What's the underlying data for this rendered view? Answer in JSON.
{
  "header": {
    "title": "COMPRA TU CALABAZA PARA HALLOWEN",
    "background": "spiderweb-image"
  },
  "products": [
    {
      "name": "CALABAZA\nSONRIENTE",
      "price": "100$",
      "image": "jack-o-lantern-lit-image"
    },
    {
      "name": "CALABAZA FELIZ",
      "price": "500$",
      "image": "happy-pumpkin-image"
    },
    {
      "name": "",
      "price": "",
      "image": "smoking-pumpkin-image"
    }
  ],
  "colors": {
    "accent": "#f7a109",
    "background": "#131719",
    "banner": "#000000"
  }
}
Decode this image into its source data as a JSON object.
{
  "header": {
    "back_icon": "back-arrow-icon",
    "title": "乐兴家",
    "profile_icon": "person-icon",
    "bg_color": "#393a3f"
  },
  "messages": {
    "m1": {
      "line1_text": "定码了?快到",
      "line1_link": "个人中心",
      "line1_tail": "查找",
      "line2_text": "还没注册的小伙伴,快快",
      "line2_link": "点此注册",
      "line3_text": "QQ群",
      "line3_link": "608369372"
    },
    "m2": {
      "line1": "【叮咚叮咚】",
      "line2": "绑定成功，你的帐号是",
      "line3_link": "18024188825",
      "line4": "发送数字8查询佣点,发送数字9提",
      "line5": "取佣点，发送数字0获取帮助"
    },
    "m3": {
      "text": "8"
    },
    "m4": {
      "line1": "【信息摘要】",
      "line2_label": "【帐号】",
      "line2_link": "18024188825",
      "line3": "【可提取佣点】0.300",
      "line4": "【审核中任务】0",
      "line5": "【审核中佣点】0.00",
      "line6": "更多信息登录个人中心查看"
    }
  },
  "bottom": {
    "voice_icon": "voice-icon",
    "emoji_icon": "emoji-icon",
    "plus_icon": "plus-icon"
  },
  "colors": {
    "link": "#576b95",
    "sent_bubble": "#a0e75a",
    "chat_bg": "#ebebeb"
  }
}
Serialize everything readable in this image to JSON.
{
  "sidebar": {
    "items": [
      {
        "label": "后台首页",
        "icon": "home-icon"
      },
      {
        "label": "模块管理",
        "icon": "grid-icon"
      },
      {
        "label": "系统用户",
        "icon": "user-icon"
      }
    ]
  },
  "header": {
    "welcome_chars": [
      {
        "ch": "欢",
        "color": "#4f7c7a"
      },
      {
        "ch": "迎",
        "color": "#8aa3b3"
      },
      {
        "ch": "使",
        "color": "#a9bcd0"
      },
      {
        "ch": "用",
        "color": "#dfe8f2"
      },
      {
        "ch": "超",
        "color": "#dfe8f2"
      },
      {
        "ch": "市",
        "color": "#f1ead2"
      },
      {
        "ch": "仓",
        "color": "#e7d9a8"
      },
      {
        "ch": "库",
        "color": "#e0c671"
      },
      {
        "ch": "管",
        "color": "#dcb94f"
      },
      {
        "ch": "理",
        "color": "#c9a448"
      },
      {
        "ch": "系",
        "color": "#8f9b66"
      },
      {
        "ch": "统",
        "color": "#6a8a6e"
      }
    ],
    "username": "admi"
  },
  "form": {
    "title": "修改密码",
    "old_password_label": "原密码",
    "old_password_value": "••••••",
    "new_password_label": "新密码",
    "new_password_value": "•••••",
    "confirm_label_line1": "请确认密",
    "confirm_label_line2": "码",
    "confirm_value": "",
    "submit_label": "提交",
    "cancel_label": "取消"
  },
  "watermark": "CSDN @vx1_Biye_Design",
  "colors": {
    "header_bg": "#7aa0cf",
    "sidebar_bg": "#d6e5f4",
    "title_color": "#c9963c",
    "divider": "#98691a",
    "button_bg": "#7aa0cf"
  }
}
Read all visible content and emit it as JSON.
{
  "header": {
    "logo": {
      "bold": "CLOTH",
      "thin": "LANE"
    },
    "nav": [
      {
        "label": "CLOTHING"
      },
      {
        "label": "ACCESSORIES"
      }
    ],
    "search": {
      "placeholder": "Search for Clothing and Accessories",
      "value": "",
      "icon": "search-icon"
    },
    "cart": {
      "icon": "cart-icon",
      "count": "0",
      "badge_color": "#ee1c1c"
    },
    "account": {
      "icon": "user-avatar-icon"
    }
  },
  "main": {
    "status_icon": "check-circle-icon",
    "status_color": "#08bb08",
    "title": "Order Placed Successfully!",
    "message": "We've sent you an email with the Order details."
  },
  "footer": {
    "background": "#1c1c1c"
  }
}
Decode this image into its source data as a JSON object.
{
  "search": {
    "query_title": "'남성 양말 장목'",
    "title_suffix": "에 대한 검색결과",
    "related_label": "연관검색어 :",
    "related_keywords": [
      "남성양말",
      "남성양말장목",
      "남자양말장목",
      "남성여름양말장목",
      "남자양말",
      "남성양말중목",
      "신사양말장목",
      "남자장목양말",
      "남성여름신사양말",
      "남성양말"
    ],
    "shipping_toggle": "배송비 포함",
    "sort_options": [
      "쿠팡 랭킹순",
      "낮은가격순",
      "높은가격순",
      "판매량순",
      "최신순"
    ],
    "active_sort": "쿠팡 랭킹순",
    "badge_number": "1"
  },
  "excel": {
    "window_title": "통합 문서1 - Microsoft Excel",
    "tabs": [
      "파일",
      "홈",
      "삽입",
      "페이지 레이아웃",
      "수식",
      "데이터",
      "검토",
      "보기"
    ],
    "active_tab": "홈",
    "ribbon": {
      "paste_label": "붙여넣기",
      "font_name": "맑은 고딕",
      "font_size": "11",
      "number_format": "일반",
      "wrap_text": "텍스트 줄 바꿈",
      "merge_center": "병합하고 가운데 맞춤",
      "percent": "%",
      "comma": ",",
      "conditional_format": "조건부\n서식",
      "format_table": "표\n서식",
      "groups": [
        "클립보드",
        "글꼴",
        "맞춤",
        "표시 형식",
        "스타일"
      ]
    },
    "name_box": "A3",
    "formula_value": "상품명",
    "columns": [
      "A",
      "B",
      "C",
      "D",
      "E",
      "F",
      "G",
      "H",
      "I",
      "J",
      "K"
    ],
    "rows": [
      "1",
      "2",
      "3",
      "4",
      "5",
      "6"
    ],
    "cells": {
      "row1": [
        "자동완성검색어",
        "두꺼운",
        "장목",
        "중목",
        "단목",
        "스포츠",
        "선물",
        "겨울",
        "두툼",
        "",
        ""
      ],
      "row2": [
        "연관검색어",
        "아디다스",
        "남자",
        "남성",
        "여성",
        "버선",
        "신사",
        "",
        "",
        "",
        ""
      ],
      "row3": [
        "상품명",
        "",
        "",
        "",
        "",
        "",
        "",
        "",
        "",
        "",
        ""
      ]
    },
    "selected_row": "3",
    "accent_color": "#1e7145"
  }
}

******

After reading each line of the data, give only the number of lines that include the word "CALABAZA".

Exercise solution
3